      How did we go from children not being susceptible, to now needing a vaccine?

      • Hype says:

        Agree so silly. Vaccines do not lower transmission. They lower incidence of severe disease. Kids v rarely get the severe form of disease even without the vaccine. statistically worrying about kids getting severe disease is like saying kids shouldn’t ride incars because may be in traffic accident. It’s irrational.

        • West Seventy-Seconder says:

          1. Research to date HAS shown a small but significant decrease in transmission by vaccinated individuals;

          2. The more of a total susceptible population (including children) is vaccinated, the less likely new variants are to emerge;

          3. A 1-2% hospitalization rate for children infected is not negligible.

          • Josh says:

            Not to mention the fact that CHILDREN ARE DYING from Covid. Want to compare it to driving in a car? The vaccine is not keeping the kid out of the car, it is having the kid wear a seat belt. And don’t we do that?

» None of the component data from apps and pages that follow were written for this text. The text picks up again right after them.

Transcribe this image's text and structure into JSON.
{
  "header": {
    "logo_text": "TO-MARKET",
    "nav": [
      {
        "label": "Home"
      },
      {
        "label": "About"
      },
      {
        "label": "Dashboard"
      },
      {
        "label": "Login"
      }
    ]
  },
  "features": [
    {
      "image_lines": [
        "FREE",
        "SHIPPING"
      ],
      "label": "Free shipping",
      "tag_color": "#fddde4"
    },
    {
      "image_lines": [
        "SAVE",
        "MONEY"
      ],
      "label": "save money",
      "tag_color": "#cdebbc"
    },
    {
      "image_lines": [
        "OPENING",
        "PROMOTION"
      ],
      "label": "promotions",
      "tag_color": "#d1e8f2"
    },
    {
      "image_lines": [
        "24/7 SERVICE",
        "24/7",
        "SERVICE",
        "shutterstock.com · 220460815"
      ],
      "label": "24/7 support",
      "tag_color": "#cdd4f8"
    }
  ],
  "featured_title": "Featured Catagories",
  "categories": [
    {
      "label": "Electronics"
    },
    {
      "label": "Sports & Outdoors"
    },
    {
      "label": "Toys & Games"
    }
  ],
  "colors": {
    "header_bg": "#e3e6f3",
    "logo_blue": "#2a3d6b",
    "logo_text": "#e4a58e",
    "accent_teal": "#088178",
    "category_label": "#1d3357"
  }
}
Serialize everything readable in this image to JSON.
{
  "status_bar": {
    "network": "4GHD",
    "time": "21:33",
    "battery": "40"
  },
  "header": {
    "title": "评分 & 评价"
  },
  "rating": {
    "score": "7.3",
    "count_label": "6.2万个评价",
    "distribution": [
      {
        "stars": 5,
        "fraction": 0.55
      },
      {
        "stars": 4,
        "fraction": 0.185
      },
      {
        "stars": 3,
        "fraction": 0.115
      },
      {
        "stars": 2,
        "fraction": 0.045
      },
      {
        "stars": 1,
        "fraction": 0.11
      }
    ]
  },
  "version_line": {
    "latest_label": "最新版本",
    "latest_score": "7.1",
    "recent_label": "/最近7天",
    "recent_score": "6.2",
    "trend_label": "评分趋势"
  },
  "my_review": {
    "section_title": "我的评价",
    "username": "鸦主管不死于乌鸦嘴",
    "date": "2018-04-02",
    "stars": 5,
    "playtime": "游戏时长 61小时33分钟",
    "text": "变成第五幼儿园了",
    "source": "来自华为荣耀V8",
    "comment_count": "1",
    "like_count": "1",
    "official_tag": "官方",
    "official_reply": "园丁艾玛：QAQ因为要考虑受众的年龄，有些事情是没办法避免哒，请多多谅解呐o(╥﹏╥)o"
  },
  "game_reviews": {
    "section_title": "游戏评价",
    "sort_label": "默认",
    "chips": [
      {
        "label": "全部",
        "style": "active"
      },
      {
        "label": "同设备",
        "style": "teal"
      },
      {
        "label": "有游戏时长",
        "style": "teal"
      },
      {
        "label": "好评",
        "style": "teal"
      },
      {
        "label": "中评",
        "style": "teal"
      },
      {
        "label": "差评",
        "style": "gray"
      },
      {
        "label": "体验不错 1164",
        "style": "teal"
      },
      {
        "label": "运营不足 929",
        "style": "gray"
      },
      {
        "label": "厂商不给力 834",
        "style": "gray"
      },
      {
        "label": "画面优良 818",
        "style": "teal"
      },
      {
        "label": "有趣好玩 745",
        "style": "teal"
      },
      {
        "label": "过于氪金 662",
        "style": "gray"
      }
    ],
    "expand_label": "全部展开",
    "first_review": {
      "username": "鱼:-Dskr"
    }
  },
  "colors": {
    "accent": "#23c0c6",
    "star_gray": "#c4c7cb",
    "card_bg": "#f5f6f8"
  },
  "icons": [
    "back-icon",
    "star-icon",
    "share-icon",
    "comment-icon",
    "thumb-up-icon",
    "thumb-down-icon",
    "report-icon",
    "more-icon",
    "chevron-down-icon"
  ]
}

            When did people get so stupid that they became so wedded to their narrative that they ignore what is right in front of them? Please, someone, bring back common sense.

        • UWS-er says:

          No offense, but I trust the FDA and CDC (or, for the anti-gov folks, the American Academy of Pediatrics), who have all strongly urged parents to get their kids vaccinated. What’s your medical background that allows you to deem this “silly”?

          • Rodin says:

            Not to blow your mind or anything, BUT

            The CDC is a private corporation working on behalf of its stakeholders, not the public.

            The FDA has a notoriously fast revolving door with Big Pharma.

            CDC Proof from D&B:

            • Josh says:

              Not to blow your mind or anything, BUT even somewhat intelligent people are taught early on in school how to appropriately evaluate sources. It is amazing how people argue that Wikipedia cant be trusted because “anyone can change it,” and then they go and quote something from some random person’s blog as fact, just because it says the same thing as they believe. It is called Confirmation Bias and it leads people to falsely believe they have evidence that backs up their points. But you will never believe me because I’m not posting this on Facebook!